## AIM OF THE EXERCISE
Repeat the entries exactly as they appear.

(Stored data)
——

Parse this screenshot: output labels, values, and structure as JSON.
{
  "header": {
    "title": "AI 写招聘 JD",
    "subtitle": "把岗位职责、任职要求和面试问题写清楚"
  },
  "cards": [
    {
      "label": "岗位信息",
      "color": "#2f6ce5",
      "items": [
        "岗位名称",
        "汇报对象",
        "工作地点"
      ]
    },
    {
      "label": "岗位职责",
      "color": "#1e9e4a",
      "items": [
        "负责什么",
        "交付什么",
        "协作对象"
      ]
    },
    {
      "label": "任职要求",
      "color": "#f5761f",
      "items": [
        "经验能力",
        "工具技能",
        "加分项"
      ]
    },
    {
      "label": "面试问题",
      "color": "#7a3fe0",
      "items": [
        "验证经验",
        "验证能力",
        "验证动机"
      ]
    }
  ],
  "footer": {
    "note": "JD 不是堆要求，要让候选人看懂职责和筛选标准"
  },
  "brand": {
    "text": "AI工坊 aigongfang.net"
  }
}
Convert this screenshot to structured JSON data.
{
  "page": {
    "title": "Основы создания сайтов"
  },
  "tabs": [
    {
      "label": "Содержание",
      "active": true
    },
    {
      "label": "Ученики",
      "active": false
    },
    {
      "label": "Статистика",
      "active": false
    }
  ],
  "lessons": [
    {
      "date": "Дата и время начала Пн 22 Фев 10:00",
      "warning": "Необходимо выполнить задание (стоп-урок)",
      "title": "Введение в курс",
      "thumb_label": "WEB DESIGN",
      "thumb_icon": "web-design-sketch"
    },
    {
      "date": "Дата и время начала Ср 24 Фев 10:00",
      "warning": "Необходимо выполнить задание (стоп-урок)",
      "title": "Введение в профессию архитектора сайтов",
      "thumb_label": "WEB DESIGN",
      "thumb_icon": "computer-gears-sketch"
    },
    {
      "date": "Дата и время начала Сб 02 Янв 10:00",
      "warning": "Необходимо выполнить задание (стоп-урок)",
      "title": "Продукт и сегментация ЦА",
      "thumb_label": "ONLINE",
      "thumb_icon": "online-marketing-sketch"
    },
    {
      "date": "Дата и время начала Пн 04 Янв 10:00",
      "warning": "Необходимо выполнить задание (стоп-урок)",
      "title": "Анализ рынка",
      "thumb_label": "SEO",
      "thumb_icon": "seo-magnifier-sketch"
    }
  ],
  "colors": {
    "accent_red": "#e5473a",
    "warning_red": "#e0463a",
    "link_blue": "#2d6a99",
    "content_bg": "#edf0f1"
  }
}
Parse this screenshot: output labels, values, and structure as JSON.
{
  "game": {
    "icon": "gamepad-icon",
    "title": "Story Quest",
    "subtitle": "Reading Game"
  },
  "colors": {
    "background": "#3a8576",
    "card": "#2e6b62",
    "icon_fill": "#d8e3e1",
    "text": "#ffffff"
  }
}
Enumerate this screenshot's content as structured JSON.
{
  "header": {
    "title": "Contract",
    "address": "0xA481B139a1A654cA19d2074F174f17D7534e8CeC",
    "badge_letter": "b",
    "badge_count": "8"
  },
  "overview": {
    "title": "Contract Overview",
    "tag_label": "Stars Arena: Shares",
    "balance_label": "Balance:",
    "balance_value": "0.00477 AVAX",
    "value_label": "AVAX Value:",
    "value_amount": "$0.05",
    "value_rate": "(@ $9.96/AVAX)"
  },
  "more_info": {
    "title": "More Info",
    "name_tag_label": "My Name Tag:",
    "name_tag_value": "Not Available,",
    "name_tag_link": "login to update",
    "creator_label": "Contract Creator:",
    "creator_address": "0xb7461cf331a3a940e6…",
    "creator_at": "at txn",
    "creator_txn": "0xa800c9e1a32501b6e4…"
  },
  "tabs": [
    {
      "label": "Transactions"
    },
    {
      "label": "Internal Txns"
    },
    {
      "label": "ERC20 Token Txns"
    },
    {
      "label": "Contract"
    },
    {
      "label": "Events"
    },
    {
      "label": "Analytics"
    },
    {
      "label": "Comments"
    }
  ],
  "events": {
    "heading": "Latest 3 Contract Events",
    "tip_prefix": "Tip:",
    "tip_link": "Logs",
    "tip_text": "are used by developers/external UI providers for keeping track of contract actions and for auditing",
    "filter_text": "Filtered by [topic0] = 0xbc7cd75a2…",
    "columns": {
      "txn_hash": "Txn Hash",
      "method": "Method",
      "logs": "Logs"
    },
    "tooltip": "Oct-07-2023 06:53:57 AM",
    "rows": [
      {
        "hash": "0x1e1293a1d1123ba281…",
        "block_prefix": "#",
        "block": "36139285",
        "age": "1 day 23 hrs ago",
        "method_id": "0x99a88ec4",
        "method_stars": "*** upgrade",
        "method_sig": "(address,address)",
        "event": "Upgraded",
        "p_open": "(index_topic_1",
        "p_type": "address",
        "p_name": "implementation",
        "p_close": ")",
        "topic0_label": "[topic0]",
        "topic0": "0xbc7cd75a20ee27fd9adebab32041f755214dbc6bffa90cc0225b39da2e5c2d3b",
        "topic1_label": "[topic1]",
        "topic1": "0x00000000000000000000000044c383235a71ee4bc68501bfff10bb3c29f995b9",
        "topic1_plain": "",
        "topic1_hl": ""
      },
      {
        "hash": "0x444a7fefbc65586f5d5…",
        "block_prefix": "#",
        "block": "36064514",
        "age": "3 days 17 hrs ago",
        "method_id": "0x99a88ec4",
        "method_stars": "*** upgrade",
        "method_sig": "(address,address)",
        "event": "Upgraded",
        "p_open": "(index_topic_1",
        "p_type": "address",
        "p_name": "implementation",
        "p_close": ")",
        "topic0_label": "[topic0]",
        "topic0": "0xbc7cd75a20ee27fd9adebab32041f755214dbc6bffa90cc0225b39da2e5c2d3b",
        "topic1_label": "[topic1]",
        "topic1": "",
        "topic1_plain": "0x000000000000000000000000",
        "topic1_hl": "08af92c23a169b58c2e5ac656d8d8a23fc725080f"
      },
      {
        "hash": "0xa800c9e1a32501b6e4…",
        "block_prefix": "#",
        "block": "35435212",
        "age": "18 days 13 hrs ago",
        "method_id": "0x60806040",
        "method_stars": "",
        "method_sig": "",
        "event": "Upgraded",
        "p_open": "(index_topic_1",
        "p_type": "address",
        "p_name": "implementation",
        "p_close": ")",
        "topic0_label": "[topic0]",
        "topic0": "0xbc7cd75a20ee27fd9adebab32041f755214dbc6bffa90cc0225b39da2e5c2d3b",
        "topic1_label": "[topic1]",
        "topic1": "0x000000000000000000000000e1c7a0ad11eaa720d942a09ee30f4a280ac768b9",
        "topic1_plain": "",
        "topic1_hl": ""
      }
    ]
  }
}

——

## RESULT OF THE TASK
Parse this screenshot: output labels, values, and structure as JSON.
{
  "header": {
    "title": "AI 写招聘 JD",
    "subtitle": "把岗位职责、任职要求和面试问题写清楚"
  },
  "cards": [
    {
      "label": "岗位信息",
      "color": "#2f6ce5",
      "items": [
        "岗位名称",
        "汇报对象",
        "工作地点"
      ]
    },
    {
      "label": "岗位职责",
      "color": "#1e9e4a",
      "items": [
        "负责什么",
        "交付什么",
        "协作对象"
      ]
    },
    {
      "label": "任职要求",
      "color": "#f5761f",
      "items": [
        "经验能力",
        "工具技能",
        "加分项"
      ]
    },
    {
      "label": "面试问题",
      "color": "#7a3fe0",
      "items": [
        "验证经验",
        "验证能力",
        "验证动机"
      ]
    }
  ],
  "footer": {
    "note": "JD 不是堆要求，要让候选人看懂职责和筛选标准"
  },
  "brand": {
    "text": "AI工坊 aigongfang.net"
  }
}
Convert this screenshot to structured JSON data.
{
  "page": {
    "title": "Основы создания сайтов"
  },
  "tabs": [
    {
      "label": "Содержание",
      "active": true
    },
    {
      "label": "Ученики",
      "active": false
    },
    {
      "label": "Статистика",
      "active": false
    }
  ],
  "lessons": [
    {
      "date": "Дата и время начала Пн 22 Фев 10:00",
      "warning": "Необходимо выполнить задание (стоп-урок)",
      "title": "Введение в курс",
      "thumb_label": "WEB DESIGN",
      "thumb_icon": "web-design-sketch"
    },
    {
      "date": "Дата и время начала Ср 24 Фев 10:00",
      "warning": "Необходимо выполнить задание (стоп-урок)",
      "title": "Введение в профессию архитектора сайтов",
      "thumb_label": "WEB DESIGN",
      "thumb_icon": "computer-gears-sketch"
    },
    {
      "date": "Дата и время начала Сб 02 Янв 10:00",
      "warning": "Необходимо выполнить задание (стоп-урок)",
      "title": "Продукт и сегментация ЦА",
      "thumb_label": "ONLINE",
      "thumb_icon": "online-marketing-sketch"
    },
    {
      "date": "Дата и время начала Пн 04 Янв 10:00",
      "warning": "Необходимо выполнить задание (стоп-урок)",
      "title": "Анализ рынка",
      "thumb_label": "SEO",
      "thumb_icon": "seo-magnifier-sketch"
    }
  ],
  "colors": {
    "accent_red": "#e5473a",
    "warning_red": "#e0463a",
    "link_blue": "#2d6a99",
    "content_bg": "#edf0f1"
  }
}
Parse this screenshot: output labels, values, and structure as JSON.
{
  "game": {
    "icon": "gamepad-icon",
    "title": "Story Quest",
    "subtitle": "Reading Game"
  },
  "colors": {
    "background": "#3a8576",
    "card": "#2e6b62",
    "icon_fill": "#d8e3e1",
    "text": "#ffffff"
  }
}
Enumerate this screenshot's content as structured JSON.
{
  "header": {
    "title": "Contract",
    "address": "0xA481B139a1A654cA19d2074F174f17D7534e8CeC",
    "badge_letter": "b",
    "badge_count": "8"
  },
  "overview": {
    "title": "Contract Overview",
    "tag_label": "Stars Arena: Shares",
    "balance_label": "Balance:",
    "balance_value": "0.00477 AVAX",
    "value_label": "AVAX Value:",
    "value_amount": "$0.05",
    "value_rate": "(@ $9.96/AVAX)"
  },
  "more_info": {
    "title": "More Info",
    "name_tag_label": "My Name Tag:",
    "name_tag_value": "Not Available,",
    "name_tag_link": "login to update",
    "creator_label": "Contract Creator:",
    "creator_address": "0xb7461cf331a3a940e6…",
    "creator_at": "at txn",
    "creator_txn": "0xa800c9e1a32501b6e4…"
  },
  "tabs": [
    {
      "label": "Transactions"
    },
    {
      "label": "Internal Txns"
    },
    {
      "label": "ERC20 Token Txns"
    },
    {
      "label": "Contract"
    },
    {
      "label": "Events"
    },
    {
      "label": "Analytics"
    },
    {
      "label": "Comments"
    }
  ],
  "events": {
    "heading": "Latest 3 Contract Events",
    "tip_prefix": "Tip:",
    "tip_link": "Logs",
    "tip_text": "are used by developers/external UI providers for keeping track of contract actions and for auditing",
    "filter_text": "Filtered by [topic0] = 0xbc7cd75a2…",
    "columns": {
      "txn_hash": "Txn Hash",
      "method": "Method",
      "logs": "Logs"
    },
    "tooltip": "Oct-07-2023 06:53:57 AM",
    "rows": [
      {
        "hash": "0x1e1293a1d1123ba281…",
        "block_prefix": "#",
        "block": "36139285",
        "age": "1 day 23 hrs ago",
        "method_id": "0x99a88ec4",
        "method_stars": "*** upgrade",
        "method_sig": "(address,address)",
        "event": "Upgraded",
        "p_open": "(index_topic_1",
        "p_type": "address",
        "p_name": "implementation",
        "p_close": ")",
        "topic0_label": "[topic0]",
        "topic0": "0xbc7cd75a20ee27fd9adebab32041f755214dbc6bffa90cc0225b39da2e5c2d3b",
        "topic1_label": "[topic1]",
        "topic1": "0x00000000000000000000000044c383235a71ee4bc68501bfff10bb3c29f995b9",
        "topic1_plain": "",
        "topic1_hl": ""
      },
      {
        "hash": "0x444a7fefbc65586f5d5…",
        "block_prefix": "#",
        "block": "36064514",
        "age": "3 days 17 hrs ago",
        "method_id": "0x99a88ec4",
        "method_stars": "*** upgrade",
        "method_sig": "(address,address)",
        "event": "Upgraded",
        "p_open": "(index_topic_1",
        "p_type": "address",
        "p_name": "implementation",
        "p_close": ")",
        "topic0_label": "[topic0]",
        "topic0": "0xbc7cd75a20ee27fd9adebab32041f755214dbc6bffa90cc0225b39da2e5c2d3b",
        "topic1_label": "[topic1]",
        "topic1": "",
        "topic1_plain": "0x000000000000000000000000",
        "topic1_hl": "08af92c23a169b58c2e5ac656d8d8a23fc725080f"
      },
      {
        "hash": "0xa800c9e1a32501b6e4…",
        "block_prefix": "#",
        "block": "35435212",
        "age": "18 days 13 hrs ago",
        "method_id": "0x60806040",
        "method_stars": "",
        "method_sig": "",
        "event": "Upgraded",
        "p_open": "(index_topic_1",
        "p_type": "address",
        "p_name": "implementation",
        "p_close": ")",
        "topic0_label": "[topic0]",
        "topic0": "0xbc7cd75a20ee27fd9adebab32041f755214dbc6bffa90cc0225b39da2e5c2d3b",
        "topic1_label": "[topic1]",
        "topic1": "0x000000000000000000000000e1c7a0ad11eaa720d942a09ee30f4a280ac768b9",
        "topic1_plain": "",
        "topic1_hl": ""
      }
    ]
  }
}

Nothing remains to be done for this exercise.